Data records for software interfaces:
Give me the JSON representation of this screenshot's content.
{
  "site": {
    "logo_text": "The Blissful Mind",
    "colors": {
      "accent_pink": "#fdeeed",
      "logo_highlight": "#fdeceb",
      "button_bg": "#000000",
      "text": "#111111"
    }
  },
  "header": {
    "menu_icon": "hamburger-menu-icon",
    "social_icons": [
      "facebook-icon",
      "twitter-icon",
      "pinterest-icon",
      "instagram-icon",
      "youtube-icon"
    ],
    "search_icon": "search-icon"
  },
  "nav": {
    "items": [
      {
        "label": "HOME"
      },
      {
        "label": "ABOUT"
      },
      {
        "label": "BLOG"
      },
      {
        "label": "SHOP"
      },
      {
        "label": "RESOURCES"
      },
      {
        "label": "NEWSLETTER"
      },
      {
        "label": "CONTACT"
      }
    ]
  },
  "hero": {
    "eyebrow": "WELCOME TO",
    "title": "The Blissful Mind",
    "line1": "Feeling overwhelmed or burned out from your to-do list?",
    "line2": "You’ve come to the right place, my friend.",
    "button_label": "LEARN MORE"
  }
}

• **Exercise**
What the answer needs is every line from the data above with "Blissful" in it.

• **Solution for this task**
    "logo_text": "The Blissful Mind",
    "title": "The Blissful Mind",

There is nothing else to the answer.